WHAT YOU ARE ASKED TO DO. Say how many lines of the data below have the word "Total" in them. Add nothing else.

Excerpts from an interface dataset.
================================

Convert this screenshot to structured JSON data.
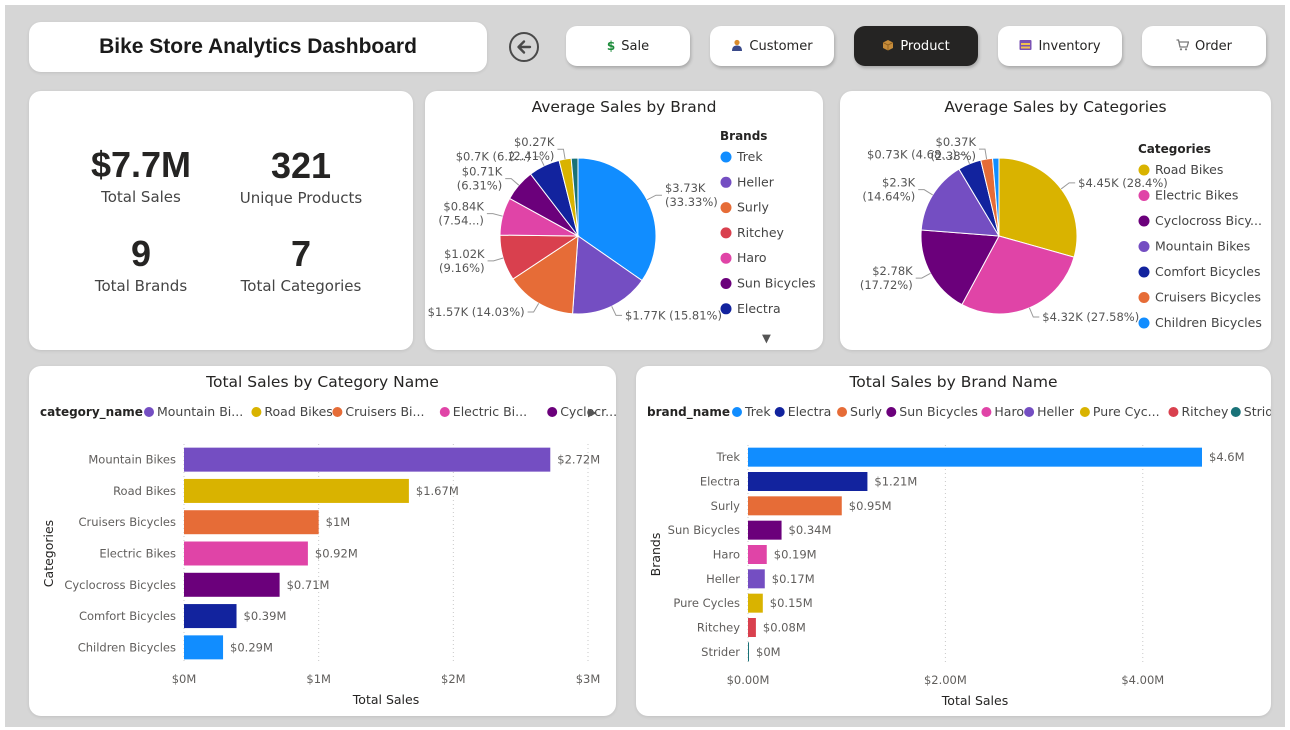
{
  "header": {
    "title": "Bike Store Analytics Dashboard",
    "nav": [
      {
        "label": "Sale",
        "icon": "dollar-icon",
        "glyph": "$",
        "glyph_color": "#1c8b3a",
        "active": false
      },
      {
        "label": "Customer",
        "icon": "person-icon",
        "glyph": "●",
        "glyph_color": "#d98b2b",
        "active": false
      },
      {
        "label": "Product",
        "icon": "box-icon",
        "glyph": "■",
        "glyph_color": "#c58b3a",
        "active": true
      },
      {
        "label": "Inventory",
        "icon": "inventory-icon",
        "glyph": "▬",
        "glyph_color": "#7a52b3",
        "active": false
      },
      {
        "label": "Order",
        "icon": "cart-icon",
        "glyph": "▼",
        "glyph_color": "#8a8a8a",
        "active": false
      }
    ]
  },
  "kpis": [
    {
      "value": "$7.7M",
      "label": "Total Sales"
    },
    {
      "value": "321",
      "label": "Unique Products"
    },
    {
      "value": "9",
      "label": "Total Brands"
    },
    {
      "value": "7",
      "label": "Total Categories"
    }
  ],
  "colors": {
    "Trek": "#118dff",
    "Heller": "#744ec2",
    "Surly": "#e66c37",
    "Ritchey": "#d9404e",
    "Haro": "#e044a7",
    "Sun Bicycles": "#6b007b",
    "Electra": "#12239e",
    "Pure Cycles": "#d9b300",
    "Strider": "#197278",
    "Road Bikes": "#d9b300",
    "Electric Bikes": "#e044a7",
    "Cyclocross Bicycles": "#6b007b",
    "Mountain Bikes": "#744ec2",
    "Comfort Bicycles": "#12239e",
    "Cruisers Bicycles": "#e66c37",
    "Children Bicycles": "#118dff"
  },
  "chart_data": [
    {
      "id": "avg_brand",
      "type": "pie",
      "title": "Average Sales by Brand",
      "legend_title": "Brands",
      "legend_items": [
        "Trek",
        "Heller",
        "Surly",
        "Ritchey",
        "Haro",
        "Sun Bicycles",
        "Electra"
      ],
      "legend_more": "▼",
      "slices": [
        {
          "name": "Trek",
          "value": 3730,
          "label1": "$3.73K",
          "label2": "(33.33%)"
        },
        {
          "name": "Heller",
          "value": 1770,
          "label1": "$1.77K (15.81%)",
          "label2": ""
        },
        {
          "name": "Surly",
          "value": 1570,
          "label1": "$1.57K (14.03%)",
          "label2": ""
        },
        {
          "name": "Ritchey",
          "value": 1020,
          "label1": "$1.02K",
          "label2": "(9.16%)"
        },
        {
          "name": "Haro",
          "value": 840,
          "label1": "$0.84K",
          "label2": "(7.54...)"
        },
        {
          "name": "Sun Bicycles",
          "value": 710,
          "label1": "$0.71K",
          "label2": "(6.31%)"
        },
        {
          "name": "Electra",
          "value": 700,
          "label1": "$0.7K (6.2...)",
          "label2": ""
        },
        {
          "name": "Pure Cycles",
          "value": 270,
          "label1": "$0.27K",
          "label2": "(2.41%)"
        },
        {
          "name": "Strider",
          "value": 150,
          "label1": "",
          "label2": ""
        }
      ]
    },
    {
      "id": "avg_cat",
      "type": "pie",
      "title": "Average Sales by Categories",
      "legend_title": "Categories",
      "legend_items": [
        "Road Bikes",
        "Electric Bikes",
        "Cyclocross Bicy...",
        "Mountain Bikes",
        "Comfort Bicycles",
        "Cruisers Bicycles",
        "Children Bicycles"
      ],
      "legend_keys": [
        "Road Bikes",
        "Electric Bikes",
        "Cyclocross Bicycles",
        "Mountain Bikes",
        "Comfort Bicycles",
        "Cruisers Bicycles",
        "Children Bicycles"
      ],
      "slices": [
        {
          "name": "Road Bikes",
          "value": 4450,
          "label1": "$4.45K (28.4%)",
          "label2": ""
        },
        {
          "name": "Electric Bikes",
          "value": 4320,
          "label1": "$4.32K (27.58%)",
          "label2": ""
        },
        {
          "name": "Cyclocross Bicycles",
          "value": 2780,
          "label1": "$2.78K",
          "label2": "(17.72%)"
        },
        {
          "name": "Mountain Bikes",
          "value": 2300,
          "label1": "$2.3K",
          "label2": "(14.64%)"
        },
        {
          "name": "Comfort Bicycles",
          "value": 730,
          "label1": "$0.73K (4.68...)",
          "label2": ""
        },
        {
          "name": "Cruisers Bicycles",
          "value": 370,
          "label1": "$0.37K",
          "label2": "(2.38%)"
        },
        {
          "name": "Children Bicycles",
          "value": 200,
          "label1": "",
          "label2": ""
        }
      ]
    },
    {
      "id": "cat_bar",
      "type": "bar",
      "orientation": "horizontal",
      "title": "Total Sales by Category Name",
      "legend_title": "category_name",
      "legend_items": [
        "Mountain Bi...",
        "Road Bikes",
        "Cruisers Bi...",
        "Electric Bi...",
        "Cyclocr..."
      ],
      "legend_keys": [
        "Mountain Bikes",
        "Road Bikes",
        "Cruisers Bicycles",
        "Electric Bikes",
        "Cyclocross Bicycles"
      ],
      "legend_more": "▶",
      "categories": [
        "Mountain Bikes",
        "Road Bikes",
        "Cruisers Bicycles",
        "Electric Bikes",
        "Cyclocross Bicycles",
        "Comfort Bicycles",
        "Children Bicycles"
      ],
      "values": [
        2.72,
        1.67,
        1.0,
        0.92,
        0.71,
        0.39,
        0.29
      ],
      "value_labels": [
        "$2.72M",
        "$1.67M",
        "$1M",
        "$0.92M",
        "$0.71M",
        "$0.39M",
        "$0.29M"
      ],
      "xlim": [
        0,
        3
      ],
      "ticks": [
        0,
        1,
        2,
        3
      ],
      "tick_labels": [
        "$0M",
        "$1M",
        "$2M",
        "$3M"
      ],
      "xlabel": "Total Sales",
      "ylabel": "Categories"
    },
    {
      "id": "brand_bar",
      "type": "bar",
      "orientation": "horizontal",
      "title": "Total Sales by Brand Name",
      "legend_title": "brand_name",
      "legend_items": [
        "Trek",
        "Electra",
        "Surly",
        "Sun Bicycles",
        "Haro",
        "Heller",
        "Pure Cyc...",
        "Ritchey",
        "Strider"
      ],
      "legend_keys": [
        "Trek",
        "Electra",
        "Surly",
        "Sun Bicycles",
        "Haro",
        "Heller",
        "Pure Cycles",
        "Ritchey",
        "Strider"
      ],
      "categories": [
        "Trek",
        "Electra",
        "Surly",
        "Sun Bicycles",
        "Haro",
        "Heller",
        "Pure Cycles",
        "Ritchey",
        "Strider"
      ],
      "values": [
        4.6,
        1.21,
        0.95,
        0.34,
        0.19,
        0.17,
        0.15,
        0.08,
        0.0
      ],
      "value_labels": [
        "$4.6M",
        "$1.21M",
        "$0.95M",
        "$0.34M",
        "$0.19M",
        "$0.17M",
        "$0.15M",
        "$0.08M",
        "$0M"
      ],
      "xlim": [
        0,
        4.6
      ],
      "ticks": [
        0,
        2,
        4
      ],
      "tick_labels": [
        "$0.00M",
        "$2.00M",
        "$4.00M"
      ],
      "xlabel": "Total Sales",
      "ylabel": "Brands"
    }
  ]
}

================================

EXERCISE ANSWER. 7